The U.S. Geological Survey completed a study between 2015 and 2020 of groundwater contamination in the sand and gravel aquifer at a Superfund site in northwestern Florida. Groundwater-quality samples were collected from representative monitoring wells located along a groundwater-flow pathway and analyzed in the field and laboratory. In general, ambient groundwater in the sand and gravel aquifer is acidic, dilute, and oxic. Groundwater age-dating results indicate recharge to the contaminated parts of the aquifer occurred between the 1970s and 1980s. Natural gamma, electromagnetic induction, and borehole nuclear magnetic resonance logs indicated that aquifer hydraulic conductivities generally increased with depth as the aquifer formation material became coarser, characteristic of a prograding marginal-marine delta depositional environment. Aquifer formation material incubated with radiocarbon (carbon-14) cis-1,2-Dichloroethylene demonstrated biodegradation directly to carbon dioxide in contaminated and uncontaminated parts of the aquifer. A three-dimensional, numerical groundwater-flow MODFLOW model of the sand and gravel aquifer in the study area was constructed. The calibrated model reasonably reproduced measured groundwater heads and streamflows. Moreover, the model can be used to run simulations of outcomes of potential remedial strategies, such as monitored natural attenuation, as part of future feasibility studies in the area.
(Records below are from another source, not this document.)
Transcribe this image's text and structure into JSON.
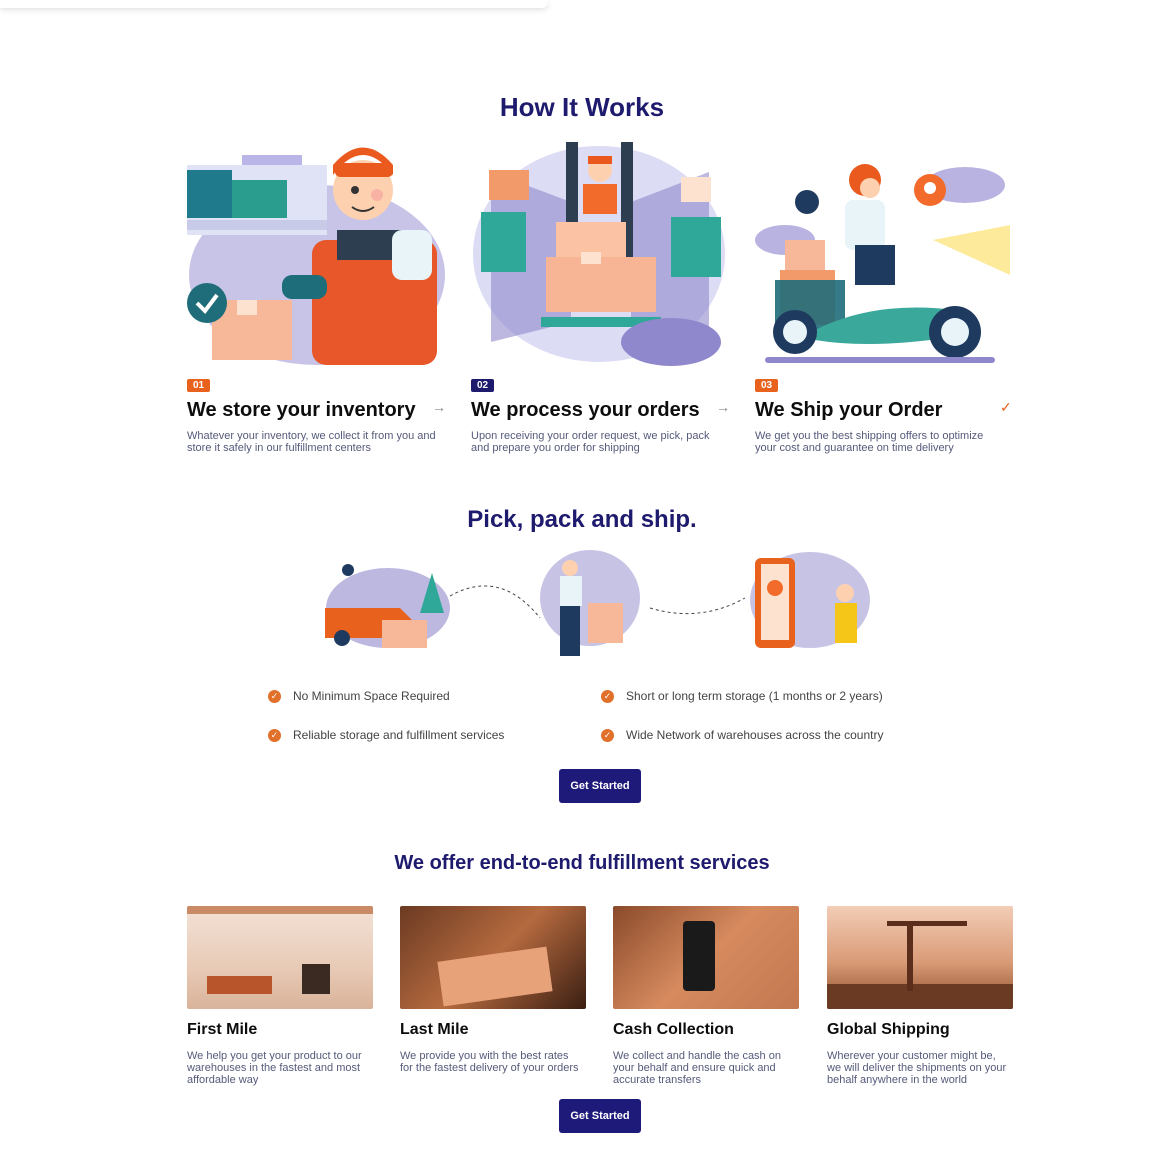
{
  "how_it_works": {
    "heading": "How It Works",
    "steps": [
      {
        "number": "01",
        "title": "We store your inventory",
        "description": "Whatever your inventory, we collect it from you and store it safely in our fulfillment centers",
        "indicator": "→"
      },
      {
        "number": "02",
        "title": "We process your orders",
        "description": "Upon receiving your order request, we pick, pack and prepare you order for shipping",
        "indicator": "→"
      },
      {
        "number": "03",
        "title": "We Ship your Order",
        "description": "We get you the best shipping offers to optimize your cost and guarantee on time delivery",
        "indicator": "✓"
      }
    ]
  },
  "pick_pack_ship": {
    "heading": "Pick, pack and ship.",
    "features": [
      "No Minimum Space Required",
      "Short or long term storage (1 months or 2 years)",
      "Reliable storage and fulfillment services",
      "Wide Network of warehouses across the country"
    ],
    "cta_label": "Get Started"
  },
  "services": {
    "heading": "We offer end-to-end fulfillment services",
    "items": [
      {
        "title": "First Mile",
        "description": "We help you get your product to our warehouses in the fastest and most affordable way"
      },
      {
        "title": "Last Mile",
        "description": "We provide you with the best rates for the fastest delivery of your orders"
      },
      {
        "title": "Cash Collection",
        "description": "We collect and handle the cash on your behalf and ensure quick and accurate transfers"
      },
      {
        "title": "Global Shipping",
        "description": "Wherever your customer might be, we will deliver the shipments on your behalf anywhere in the world"
      }
    ],
    "cta_label": "Get Started"
  },
  "colors": {
    "navy": "#1e1a6e",
    "orange": "#e8621e",
    "teal": "#2fa89a",
    "lavender": "#8f88cc"
  },
  "icons": [
    "check-circle-icon",
    "arrow-right-icon",
    "checkmark-icon",
    "location-pin-icon"
  ]
}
|Title||Groundwater chemistry, hydrogeologic properties, bioremediation potential, and three-dimensional numerical simulation of the sand and gravel aquifer at Naval Air Station Whiting Field, near Milton, Florida, 2015–20|
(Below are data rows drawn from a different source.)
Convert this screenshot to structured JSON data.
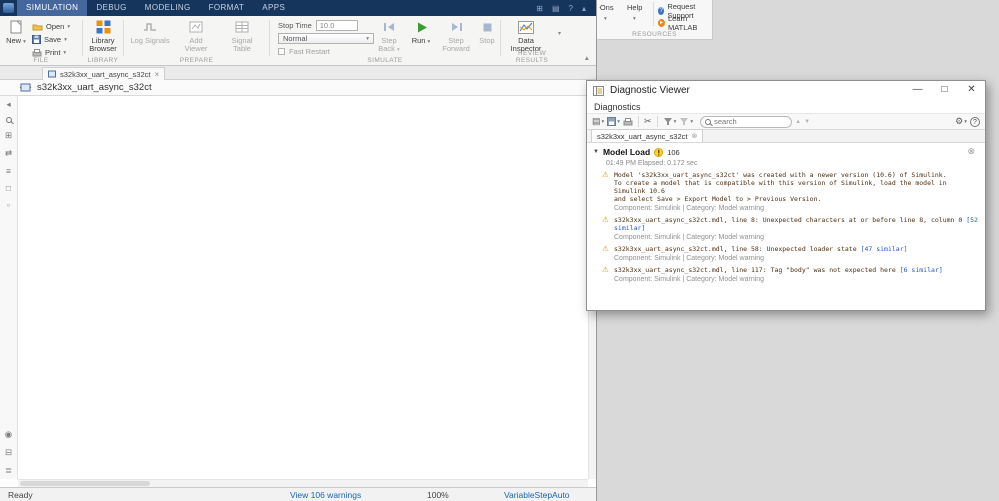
{
  "titlebar": {
    "tabs": [
      "SIMULATION",
      "DEBUG",
      "MODELING",
      "FORMAT",
      "APPS"
    ]
  },
  "toolstrip": {
    "file": {
      "label": "FILE",
      "new": "New",
      "open": "Open",
      "save": "Save",
      "print": "Print"
    },
    "library": {
      "label": "LIBRARY",
      "browser": "Library Browser"
    },
    "prepare": {
      "label": "PREPARE",
      "log_signals": "Log Signals",
      "add_viewer": "Add Viewer",
      "signal_table": "Signal Table"
    },
    "simulate": {
      "label": "SIMULATE",
      "stop_time_label": "Stop Time",
      "stop_time_value": "10.0",
      "mode": "Normal",
      "fast_restart": "Fast Restart",
      "step_back": "Step Back",
      "run": "Run",
      "step_forward": "Step Forward",
      "stop": "Stop"
    },
    "review": {
      "label": "REVIEW RESULTS",
      "data_inspector": "Data Inspector"
    }
  },
  "resources": {
    "label": "RESOURCES",
    "addons": "Add-Ons",
    "help": "Help",
    "request_support": "Request Support",
    "learn_matlab": "Learn MATLAB"
  },
  "editor": {
    "doc_tab": "s32k3xx_uart_async_s32ct",
    "breadcrumb": "s32k3xx_uart_async_s32ct"
  },
  "statusbar": {
    "ready": "Ready",
    "warnings": "View 106 warnings",
    "zoom": "100%",
    "solver": "VariableStepAuto"
  },
  "diagnostic": {
    "title": "Diagnostic Viewer",
    "menu": "Diagnostics",
    "search_placeholder": "search",
    "tab": "s32k3xx_uart_async_s32ct",
    "group": {
      "name": "Model Load",
      "count": "106",
      "time": "01:49 PM  Elapsed: 0.172 sec"
    },
    "messages": [
      {
        "text": "Model 's32k3xx_uart_async_s32ct' was created with a newer version (10.6) of Simulink.\nTo create a model that is compatible with this version of Simulink, load the model in Simulink 10.6\nand select Save > Export Model to > Previous Version.",
        "link": "",
        "meta": "Component: Simulink | Category: Model warning"
      },
      {
        "text": "s32k3xx_uart_async_s32ct.mdl, line 8: Unexpected characters at or before line 8, column 0",
        "link": "[52 similar]",
        "meta": "Component: Simulink | Category: Model warning"
      },
      {
        "text": "s32k3xx_uart_async_s32ct.mdl, line 58: Unexpected loader state",
        "link": "[47 similar]",
        "meta": "Component: Simulink | Category: Model warning"
      },
      {
        "text": "s32k3xx_uart_async_s32ct.mdl, line 117: Tag \"body\" was not expected here",
        "link": "[6 similar]",
        "meta": "Component: Simulink | Category: Model warning"
      }
    ]
  }
}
|Authors||James Landmeyer, Eric D. Swain, Carole D. Johnson, John T. Lisle, W. Scott McBride, David H. Chung, Michael A. Singletary|
|Publication Subtype||USGS Numbered Series|
|Series Title||Scientific Investigations Report|
|Record Source||USGS Publications Warehouse|
|USGS Organization||Caribbean Water Science Center; St. Petersburg Coastal and Marine Science Center; South Atlantic Water Science Center; WMA - Earth System Processes Division|